Personal observation: Fifteen minutes with a real person is probably more worthwhile than hours trolling online matching sites.

Infidelity: When, Where, Why?

Chapter 7, The Dark Side of Close Relationships II, (2011), New York, Routledge.

Reaction Paper, #2, October 1, 2013

It is difficult to measure infidelity; is it not only a violation if faithfulness; or, whether partners feel they are actually violating their relationship-it becomes a matter of interpretation.

Adultery, infidelity and U. S. Laws: In 2012, adultery was a criminal offense in 23 states.  In those states where adultery is still on the statute books (although rarely prosecuted), penalties vary from life sentence

According the the NYTimes, Nov. 2012: Sex between unmarried adults — especially after the 2003 Supreme Court decision “Lawrence v. Texas” that made sexual activity by consenting adults in private legal across the country.

Infidelity as a method of mate selection. There is evidence to indicate that “Men, more than women, reported using resource display, submission and debasement, and intrasexual threats to retain their mates. Women, more than men, reported using appearance enhancement and verbal signals of possession.”  According the the authors, there is evidence that infidelity may server this purpose.

Opposition to fidelity in marriage: Dr Catherine Hakim, a French sociologist and author, argues that a “sour and rigid English view” of infidelity is condemning millions of people to live frustrated “celibate” lives.

Marital Decoys & Infidelity Checks- There are companies that devote their energy to “flirt to test partners for unacceptable behavior.”

Consequences of infidelity vary from state-to-state, and belief systems, expectations, and outcomes can vary as well.

This reaction paper is based upon the content found in Chapter 4, The Dark Side of Family Communication (Olson, Baiocchi-Wagner, Kratzer & Symonds, 2012), entitled: Familial Interaction Structure and the Dark Side

 

Using the Circumplex Model  and Family Communications Pattern Theory to evaluate a recalled incident and family communication styles and patterns, revealed disturbing patterns of cohesion, flexibility, and communication within my nuclear family.

Cohesion being  the level of closeness family members feel for one another, or family bonding; flexibility, the amount of change a family can manage defined by chaotic, flexible, structured and rigid styles; and communication styles that influenced the family’s general approach to either.
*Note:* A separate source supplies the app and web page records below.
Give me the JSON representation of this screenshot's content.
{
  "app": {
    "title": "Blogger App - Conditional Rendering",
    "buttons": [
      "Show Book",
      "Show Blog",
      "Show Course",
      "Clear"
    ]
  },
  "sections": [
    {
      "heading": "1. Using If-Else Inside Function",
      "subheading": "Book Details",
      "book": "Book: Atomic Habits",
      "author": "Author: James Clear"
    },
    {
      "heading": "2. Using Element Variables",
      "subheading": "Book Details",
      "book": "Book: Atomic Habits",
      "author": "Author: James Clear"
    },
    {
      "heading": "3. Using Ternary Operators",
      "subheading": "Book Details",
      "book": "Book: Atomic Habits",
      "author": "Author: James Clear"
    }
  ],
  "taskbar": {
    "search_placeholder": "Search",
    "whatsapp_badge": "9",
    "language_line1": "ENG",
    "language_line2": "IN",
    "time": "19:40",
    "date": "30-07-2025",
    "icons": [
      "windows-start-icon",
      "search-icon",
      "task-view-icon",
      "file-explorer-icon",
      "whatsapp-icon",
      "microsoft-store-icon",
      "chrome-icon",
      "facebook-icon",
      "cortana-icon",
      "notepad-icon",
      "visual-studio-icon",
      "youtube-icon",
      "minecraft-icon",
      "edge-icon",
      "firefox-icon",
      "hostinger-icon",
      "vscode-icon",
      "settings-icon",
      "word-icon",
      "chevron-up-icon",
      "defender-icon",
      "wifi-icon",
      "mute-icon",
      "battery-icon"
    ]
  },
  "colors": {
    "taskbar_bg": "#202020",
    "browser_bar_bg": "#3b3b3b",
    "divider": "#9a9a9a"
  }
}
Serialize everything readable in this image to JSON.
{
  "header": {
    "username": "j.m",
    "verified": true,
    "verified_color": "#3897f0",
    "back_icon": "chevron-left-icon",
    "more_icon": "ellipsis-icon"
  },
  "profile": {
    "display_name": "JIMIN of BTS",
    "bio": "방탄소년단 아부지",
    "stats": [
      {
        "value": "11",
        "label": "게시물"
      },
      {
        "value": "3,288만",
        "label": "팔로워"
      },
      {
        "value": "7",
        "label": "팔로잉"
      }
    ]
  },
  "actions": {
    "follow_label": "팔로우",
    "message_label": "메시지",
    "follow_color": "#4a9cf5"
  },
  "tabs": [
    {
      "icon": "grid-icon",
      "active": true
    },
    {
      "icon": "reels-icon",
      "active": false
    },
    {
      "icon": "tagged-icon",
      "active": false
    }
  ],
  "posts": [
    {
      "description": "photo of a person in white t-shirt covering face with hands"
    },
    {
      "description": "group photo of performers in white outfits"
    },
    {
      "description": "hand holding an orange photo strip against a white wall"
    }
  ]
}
Personal family flexibility was evaluated between structured, flexible, and/or rigid.

The Family Communications Pattern Theory states that families have an inherent need to achieve psychological balance and understanding of each other (Olson, Baiocchi-Wagner, Kratzer & Symonds, 2012, p. 86). Also, families develop fairly stable and predictable ways of communicating with each other. Patterns of dark behavior, synchonically and diachronically, was evaluated and the outcome of those patterns.

Conclusion: The ambivalent and multifunctional nature of our needs, goals, dreams, nightmares, and foibles allow the dark side to creep into our lives slowly and become normal over time. Distorted, distressing, dysfunctional, and destructive aspects of human behavior are truly dark when they impair the survival or thriving of another human being-in this case, young children.

Lea SunshineI AM a hybrid thinker; personally, professionally, emotionally, and experientially. From college athletics, to extreme deadlines, to financial crisis, to life-threatening and life-saving events, to cuddly babies, and warm puppies.  I’m open to looking at the world differently.

Real-life experiences have given me insight that provides real-world understanding of consumer preferences, motivations, and needs by understanding people, being intuitive, and examining environments. I use this experience as a marketer.

As a creative director for over a decade, I’ve stayed focused, yet with an open mind and a willingness to take opportunities wherever they arise–whether it’s for my clients, my projects, or myself.  I create every day.

I’m a mother of three wonderful children who humble me with their insight and initiative and bless me with their friendship and smiles.

As a student, studying professional communication at IPFW, I hope to gain knowledge and a better understanding of negotiating relationships- both professional and personal.